But, Bertone-Johnson cautioned, both of these minerals can be harmful if taken at above average levels.
The researchers found that higher potassium levels were linked to higher levels of PMS, although Bertone-Johnson said these and other findings from this research need to be confirmed in other studies. Interestingly, the researchers didn't find a connection between sodium, which can make you retain water, and PMS.
"PMS is probably multifactorial, and it's probably way more complicated than one or two supplements or mineral deficiencies might cause," said Dr. Fredric Moon, medical director of general obstetrics and gynecology at Winthrop University Hospital in Mineola, N.Y.
Moon advised women to check with their doctors before starting any type of supplements. Iron levels can be checked with a simple blood test, he said.
Clinical nutritionist Samantha Heller, at the NYU Center for Musculoskeletal Care, agreed. "It's important to speak with your physician before supplementing with any minerals," she said. "Too much iron can cause serious problems, and supplementing with something like zinc can knock your copper balance off. There's a delicate balance in the body, and women need to be very thoughtful before they start using supplements."
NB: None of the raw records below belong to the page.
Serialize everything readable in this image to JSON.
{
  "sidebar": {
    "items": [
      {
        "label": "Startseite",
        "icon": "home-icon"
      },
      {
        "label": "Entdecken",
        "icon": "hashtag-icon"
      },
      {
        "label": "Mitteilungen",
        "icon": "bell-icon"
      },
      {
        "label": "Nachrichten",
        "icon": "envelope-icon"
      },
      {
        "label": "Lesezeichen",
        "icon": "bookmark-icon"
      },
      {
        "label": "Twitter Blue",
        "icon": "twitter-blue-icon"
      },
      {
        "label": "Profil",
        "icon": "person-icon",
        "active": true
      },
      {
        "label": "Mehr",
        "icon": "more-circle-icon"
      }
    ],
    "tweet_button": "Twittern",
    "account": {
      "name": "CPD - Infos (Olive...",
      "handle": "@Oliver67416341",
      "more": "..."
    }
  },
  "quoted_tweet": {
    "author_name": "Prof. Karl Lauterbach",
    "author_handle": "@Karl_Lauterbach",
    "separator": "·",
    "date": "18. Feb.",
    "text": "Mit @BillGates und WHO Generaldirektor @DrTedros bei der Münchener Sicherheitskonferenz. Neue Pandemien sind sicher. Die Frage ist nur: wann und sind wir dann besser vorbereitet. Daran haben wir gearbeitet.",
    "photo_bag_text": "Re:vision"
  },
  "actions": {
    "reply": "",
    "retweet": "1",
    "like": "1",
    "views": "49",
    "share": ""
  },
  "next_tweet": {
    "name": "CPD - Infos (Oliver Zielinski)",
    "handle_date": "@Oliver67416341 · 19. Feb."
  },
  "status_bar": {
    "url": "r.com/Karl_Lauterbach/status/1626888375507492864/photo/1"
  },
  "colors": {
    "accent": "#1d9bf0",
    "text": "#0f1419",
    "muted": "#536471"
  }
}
Heller explained that it's difficult to tease out the effect of any one particular nutrient. But, she added, "If a woman wants to shift to a more plant-based diet, it may contribute overall to reduced oxidative stress and inflammation, which may help reduce the symptoms of PMS, and heart disease and other conditions."
While the study found an association between dietary iron and zinc and decreased PMS symptoms, it did not prove a cause-and-effect relationship.
Learn more about premenstrual syndrome from the U.S. Office on Women's Health.